As his mind wandered one of the warriors came running up to him.

“It’s started,” he said.

Arken tore himself away from his thoughts and followed the scout to the south side of the mountain. They looked like ants below. An endless line of ants slowly working their way up to them.

By midday the ants were working their steady way up from all directions. Hundreds died in the lethal traps his men set, but the others just pushed on relentlessly.

Arden wished they’d have had more time to fortify their headquarters. The outer wall was only five-feet tall. Not enough to stop a determined warrior.

When the first of the attackers finally hacked his way up and over the wall, he was met by a shield wall of grim veteran legionnaires. Others followed. Spears stopped the first wave of Truth Tellers.

The second wave battered the sword swinging legionnaires but their shield wall held fast. The enemy had to clear thousands of bodies out of the way to resume the attack. The depleted ranks of the Liar Legions prepared themselves for the third wave.
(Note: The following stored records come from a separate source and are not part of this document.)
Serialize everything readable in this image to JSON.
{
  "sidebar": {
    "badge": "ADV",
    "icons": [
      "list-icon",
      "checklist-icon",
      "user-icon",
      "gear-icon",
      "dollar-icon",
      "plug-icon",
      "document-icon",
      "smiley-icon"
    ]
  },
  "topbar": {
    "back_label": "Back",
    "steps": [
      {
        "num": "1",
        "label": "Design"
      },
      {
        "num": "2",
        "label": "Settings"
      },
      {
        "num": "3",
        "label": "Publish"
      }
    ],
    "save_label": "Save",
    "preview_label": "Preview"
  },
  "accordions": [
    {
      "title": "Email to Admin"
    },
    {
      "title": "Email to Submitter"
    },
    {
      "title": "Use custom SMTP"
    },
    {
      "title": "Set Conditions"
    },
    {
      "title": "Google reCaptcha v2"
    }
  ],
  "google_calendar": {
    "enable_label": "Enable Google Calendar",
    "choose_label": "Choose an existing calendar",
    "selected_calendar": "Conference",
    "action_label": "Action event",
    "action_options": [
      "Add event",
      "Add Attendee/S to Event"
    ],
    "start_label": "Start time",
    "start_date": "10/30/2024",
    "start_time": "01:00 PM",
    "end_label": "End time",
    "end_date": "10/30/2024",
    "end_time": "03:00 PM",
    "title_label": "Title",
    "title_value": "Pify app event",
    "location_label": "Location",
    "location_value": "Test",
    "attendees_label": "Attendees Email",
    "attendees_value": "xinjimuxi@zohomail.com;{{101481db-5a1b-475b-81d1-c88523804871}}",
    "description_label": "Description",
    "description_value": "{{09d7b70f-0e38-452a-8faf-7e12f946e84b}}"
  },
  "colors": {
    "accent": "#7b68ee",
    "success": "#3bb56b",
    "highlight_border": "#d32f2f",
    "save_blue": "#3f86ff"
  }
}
Despite the carnage Arken was still alive and leading his warriors. His armor was battered and covered in gore, like the others. As they waited for the next wave it began to snow.

That’s when the final assault was launched.

As It Stands, this tale is an opportunity to examine the validity of belief systems.

Author: Dave Stancliff

Retired newspaper editor/publisher, Vietnam veteran, freelance writer, blogger, married 43 years with three sons and five grandchildren.

Leave a Reply

Fill in your details below or click an icon to log in:

WordPress.com Logo

You are commenting using your WordPress.com account. Log Out / Change )

Twitter picture

You are commenting using your Twitter account. Log Out / Change )

Facebook photo

You are commenting using your Facebook account. Log Out / Change )

Google+ photo

You are commenting using your Google+ account. Log Out / Change )

Connecting to %s